Service providers from across Australia gathered in Brisbane last week to discuss the future of disability employment.
The two-day Disability Employment Australia conference canvassed equal opportunity and career development, among other topics.
Disability Discrimination Commissioner for the Australian Human Rights Commission, Alastair McEwin said complaints relating to discrimination, particularly around employment issues, have reached record highs in the last five years.
He said it’s a significant issue that needs addressing.
“Many employers jump to conclusions very quickly, particularly if the person has an obvious disability-if they need help, or a learning disability,” Mr McEwin said.
“(They’re) very quick to dismiss a person, without considering their value.”
It’s one of the reasons the Federal Government has announced plans for a no-strings-attached work experience day for people with a disability.
The program, tentatively named “Give it a Go Day”, was announced at the Project Open Doors launch in July.
It will offer Australians the chance to try a new career and build networking contacts.
For many, the promise of employment over-shadows the job itself, something Assistant Minister Prentice hopes the program can change.
“Quite often they might get a job and then find out it is not quite what they thought it was but because they are so grateful for the job they don’t speak up and say something,” Ms Prentice said.
“(It’s) a message to the employer that people with disability are great employees, but more importantly for people with a disability to understand what jobs are available in the community and what jobs are available for them.”
Give it a Go Day is on December 3, and organisations can register with the Federal Government as a host.

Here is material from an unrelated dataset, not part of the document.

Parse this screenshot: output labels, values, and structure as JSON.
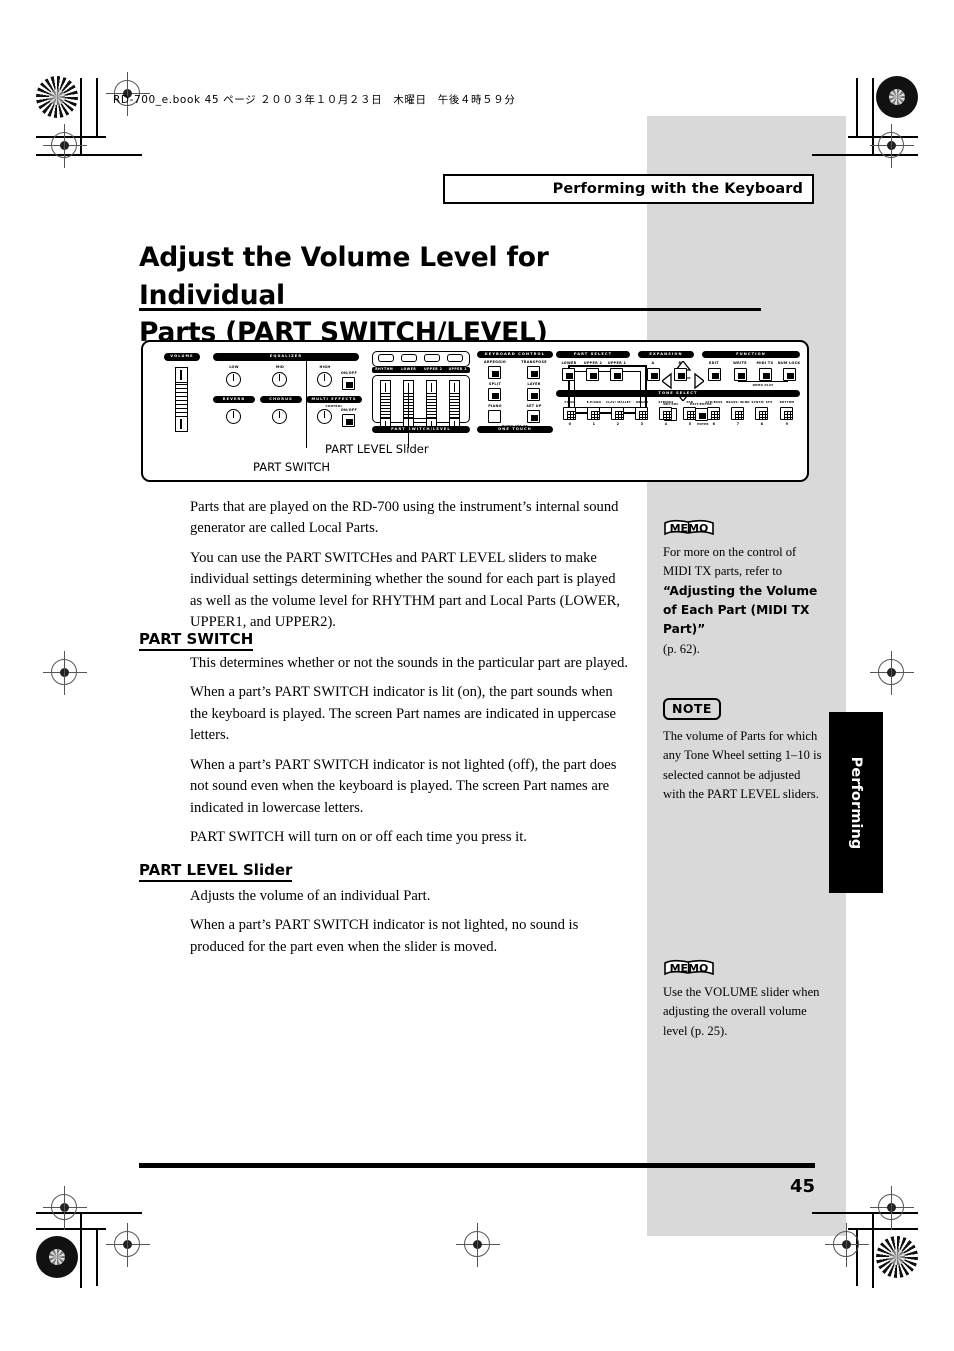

The 2017 Disability Employment Service annual conference in Brisbane. Keynote speakers discussed equal opportunity and career development during the two day event.